== Assignment ==
Lines before the one containing "Transcribe this image's" are left out; output the rest of the data exactly, through the final line.

+-------+

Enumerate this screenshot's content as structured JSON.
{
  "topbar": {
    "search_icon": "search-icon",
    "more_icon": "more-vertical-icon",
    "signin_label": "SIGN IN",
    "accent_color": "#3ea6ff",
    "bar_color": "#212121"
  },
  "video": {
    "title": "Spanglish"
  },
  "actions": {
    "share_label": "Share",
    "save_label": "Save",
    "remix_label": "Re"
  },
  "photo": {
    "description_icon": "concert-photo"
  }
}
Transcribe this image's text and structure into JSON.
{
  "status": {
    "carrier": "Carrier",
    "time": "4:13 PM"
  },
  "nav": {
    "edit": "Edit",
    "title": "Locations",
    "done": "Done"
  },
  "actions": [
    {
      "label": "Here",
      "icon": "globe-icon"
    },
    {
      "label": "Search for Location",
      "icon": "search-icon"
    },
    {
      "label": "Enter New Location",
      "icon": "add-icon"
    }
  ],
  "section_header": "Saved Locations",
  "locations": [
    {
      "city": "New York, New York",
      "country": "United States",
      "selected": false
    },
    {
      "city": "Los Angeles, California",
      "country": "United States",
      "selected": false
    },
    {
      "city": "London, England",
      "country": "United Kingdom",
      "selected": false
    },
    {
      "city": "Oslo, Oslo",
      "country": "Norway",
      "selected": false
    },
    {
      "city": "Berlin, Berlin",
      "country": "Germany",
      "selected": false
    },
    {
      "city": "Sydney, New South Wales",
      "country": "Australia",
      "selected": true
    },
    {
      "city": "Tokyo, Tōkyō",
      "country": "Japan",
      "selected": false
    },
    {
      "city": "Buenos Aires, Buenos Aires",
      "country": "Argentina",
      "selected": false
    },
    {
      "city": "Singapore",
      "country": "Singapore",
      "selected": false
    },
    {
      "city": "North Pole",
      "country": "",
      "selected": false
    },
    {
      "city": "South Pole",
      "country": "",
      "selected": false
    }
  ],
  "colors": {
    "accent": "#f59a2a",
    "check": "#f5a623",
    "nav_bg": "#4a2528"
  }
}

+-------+

== Solution to this exercise ==
Transcribe this image's text and structure into JSON.
{
  "status": {
    "carrier": "Carrier",
    "time": "4:13 PM"
  },
  "nav": {
    "edit": "Edit",
    "title": "Locations",
    "done": "Done"
  },
  "actions": [
    {
      "label": "Here",
      "icon": "globe-icon"
    },
    {
      "label": "Search for Location",
      "icon": "search-icon"
    },
    {
      "label": "Enter New Location",
      "icon": "add-icon"
    }
  ],
  "section_header": "Saved Locations",
  "locations": [
    {
      "city": "New York, New York",
      "country": "United States",
      "selected": false
    },
    {
      "city": "Los Angeles, California",
      "country": "United States",
      "selected": false
    },
    {
      "city": "London, England",
      "country": "United Kingdom",
      "selected": false
    },
    {
      "city": "Oslo, Oslo",
      "country": "Norway",
      "selected": false
    },
    {
      "city": "Berlin, Berlin",
      "country": "Germany",
      "selected": false
    },
    {
      "city": "Sydney, New South Wales",
      "country": "Australia",
      "selected": true
    },
    {
      "city": "Tokyo, Tōkyō",
      "country": "Japan",
      "selected": false
    },
    {
      "city": "Buenos Aires, Buenos Aires",
      "country": "Argentina",
      "selected": false
    },
    {
      "city": "Singapore",
      "country": "Singapore",
      "selected": false
    },
    {
      "city": "North Pole",
      "country": "",
      "selected": false
    },
    {
      "city": "South Pole",
      "country": "",
      "selected": false
    }
  ],
  "colors": {
    "accent": "#f59a2a",
    "check": "#f5a623",
    "nav_bg": "#4a2528"
  }
}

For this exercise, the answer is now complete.